In my previous organization, I was given the feedback that I needed to be more assertive, especially as I took on more senior roles. When this was repeated over a few cycles, I began to consciously work on it - probably too well, as now I am sometimes told I am too assertive. I don’t think men get told that they are “too assertive.”
Another area where I feel we are at a disadvantage is in salary negotiations. Men use their networks to collect intel and negotiate a high salary. We must learn to do that too.
And bias is also within us. As women, we juggle many roles. When it comes to a choice between home and career, we compromise on the latter. It doesn’t have to be a choice. For this to happen, we need our leaders to understand, to give us opportunities and to enable the flexibility it will need. This flexibility is not a perk; it’s something that helps us bring value to the organization.
Organizations need to view flexibility as a long-term investment; it’s not a free ride for us. As hybrid workplaces become the norm, it will bring more women to the workforce, and we must adapt our strategy to make it work. Women need the right tools to be a part of the workforce. And organizations can help, by becoming an equal opportunity employer, whether in salary, in flexibility or opportunity.”
“Growing up, I was what one would call a “tomboy”. I had mostly male friends, I played soccer, I used to skateboard and I loved cars. I didn’t play with what society deemed “girl” toys nor did I dress like a “girl” I didn’t succumb to peer pressure and always forged my own path. At home, my father (a man of few words) was and is still one of my greatest supporters. My mother was and is always there for me, no matter what and without question. She taught me to learn from every experience, whether it be a positive or negative one. My younger sister and I were raised to be strong, assertive women and were never made to feel lesser because we were female.
I played soccer my entire life. An injury in college ended my career and I turned to coaching. I estimate that 95% of the coaches I came across were men, but it didn’t matter because I wanted to teach young girls to love the sport.

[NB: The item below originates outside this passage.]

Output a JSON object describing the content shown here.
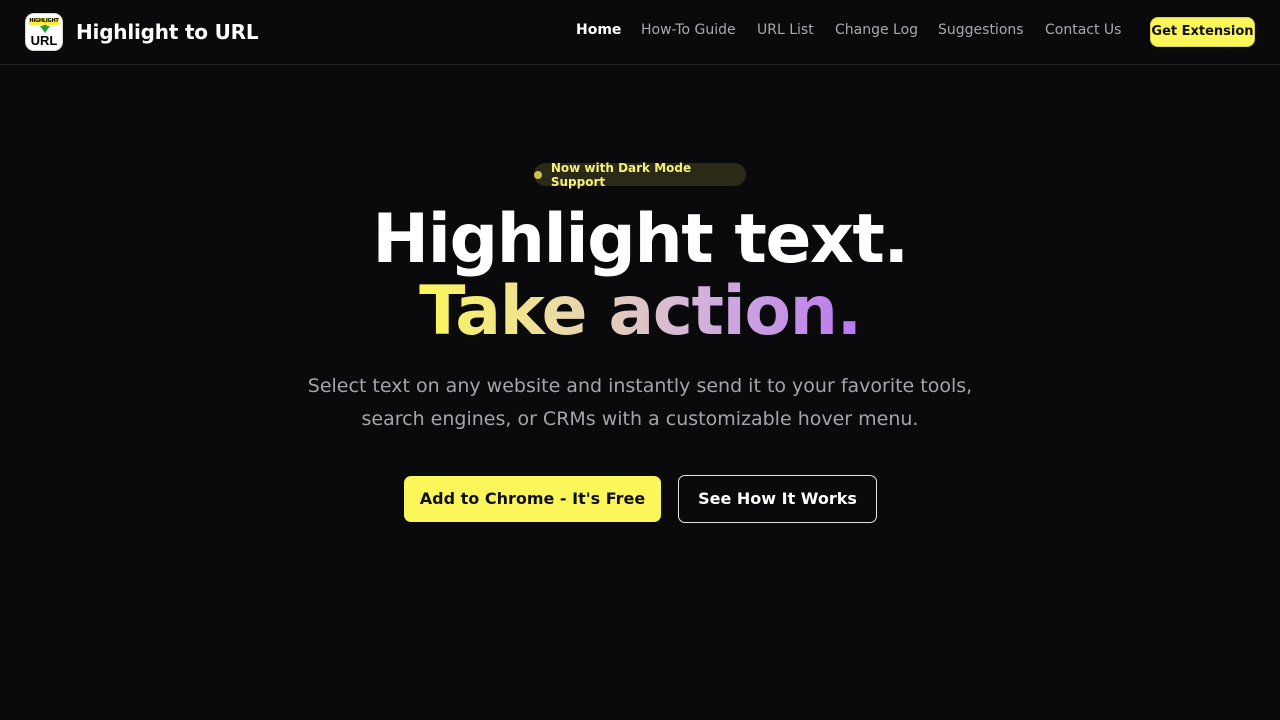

I wanted to be a positive female role model - I coached them to be strong while also empathetic for their fellow teammates and opponents, to work hard and to recognize the power of teamwork and sportsmanship.
As a person, I am passionate, I am vocal and I am optimistic. And yet, it is impossible to be immune to bias. As I reflect, it’s interesting that barring my current manager, I have only had female managers. Having so many female managers has afforded me the opportunity to learn & grow from the examples they set. Women being supportive of other women is equally as important as it is for men to show their support.
Indegene is where I experienced my first male manager. Both he and his reporting manager (also male) have never made me feel as if I am being treated differently because I am a woman. They both have offered support, encouragement and wisdom. I also feel comfortable knowing I can be myself – I can show raw emotion in moments of stress and frustration without being judged. I always feel as if I am heard and with empathy and for that, I know I am very fortunate. Empathy is important, and it must be given to all, regardless of gender.
In moments where I need a reminder, I remember a text my dad sent me on the day of my promotional review: “Mesmerize them with your brilliance.” His pride in me coupled with the support from my mother, shows me that for everyone who thinks women can’t break boundaries, there are those who believe in our true potential regardless of our gender.”